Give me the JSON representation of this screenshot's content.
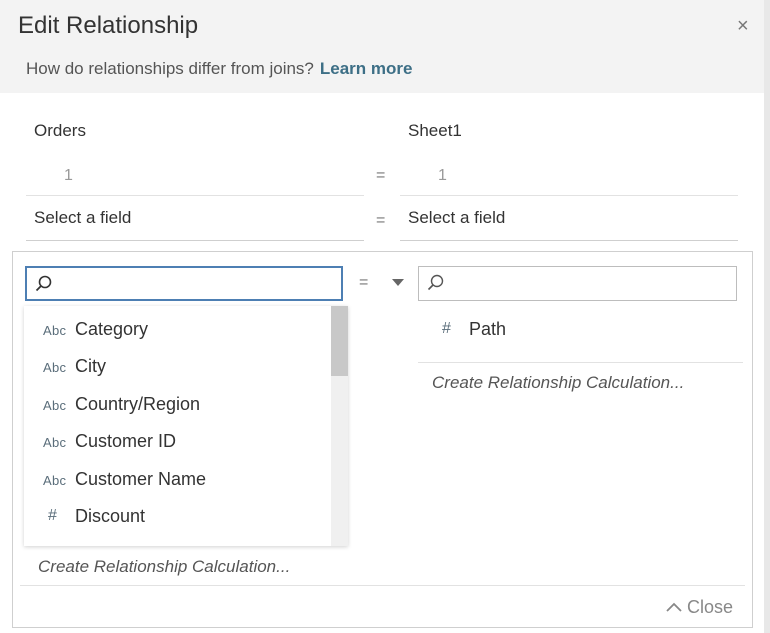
{
  "dialog": {
    "title": "Edit Relationship",
    "subtitle": "How do relationships differ from joins?",
    "learn_more": "Learn more",
    "close_icon": "×"
  },
  "left": {
    "table_name": "Orders",
    "row_count": "1",
    "field_placeholder": "Select a field"
  },
  "right": {
    "table_name": "Sheet1",
    "row_count": "1",
    "field_placeholder": "Select a field"
  },
  "operator": "=",
  "picker": {
    "left_fields": [
      {
        "type": "Abc",
        "label": "Category"
      },
      {
        "type": "Abc",
        "label": "City"
      },
      {
        "type": "Abc",
        "label": "Country/Region"
      },
      {
        "type": "Abc",
        "label": "Customer ID"
      },
      {
        "type": "Abc",
        "label": "Customer Name"
      },
      {
        "type": "#",
        "label": "Discount"
      }
    ],
    "right_fields": [
      {
        "type": "#",
        "label": "Path"
      }
    ],
    "create_calc": "Create Relationship Calculation...",
    "close_label": "Close",
    "close_icon": "^"
  },
  "colors": {
    "header_bg": "#f3f3f3",
    "learn_more": "#3d6f86",
    "active_border": "#4d7fb3"
  },
  "icons": [
    "close-icon",
    "search-icon",
    "chevron-down-icon",
    "chevron-up-icon",
    "string-type-icon",
    "number-type-icon"
  ]
}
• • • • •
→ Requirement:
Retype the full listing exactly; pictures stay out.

→ Task result:
Give me the JSON representation of this screenshot's content.
{
  "dialog": {
    "title": "Edit Relationship",
    "subtitle": "How do relationships differ from joins?",
    "learn_more": "Learn more",
    "close_icon": "×"
  },
  "left": {
    "table_name": "Orders",
    "row_count": "1",
    "field_placeholder": "Select a field"
  },
  "right": {
    "table_name": "Sheet1",
    "row_count": "1",
    "field_placeholder": "Select a field"
  },
  "operator": "=",
  "picker": {
    "left_fields": [
      {
        "type": "Abc",
        "label": "Category"
      },
      {
        "type": "Abc",
        "label": "City"
      },
      {
        "type": "Abc",
        "label": "Country/Region"
      },
      {
        "type": "Abc",
        "label": "Customer ID"
      },
      {
        "type": "Abc",
        "label": "Customer Name"
      },
      {
        "type": "#",
        "label": "Discount"
      }
    ],
    "right_fields": [
      {
        "type": "#",
        "label": "Path"
      }
    ],
    "create_calc": "Create Relationship Calculation...",
    "close_label": "Close",
    "close_icon": "^"
  },
  "colors": {
    "header_bg": "#f3f3f3",
    "learn_more": "#3d6f86",
    "active_border": "#4d7fb3"
  },
  "icons": [
    "close-icon",
    "search-icon",
    "chevron-down-icon",
    "chevron-up-icon",
    "string-type-icon",
    "number-type-icon"
  ]
}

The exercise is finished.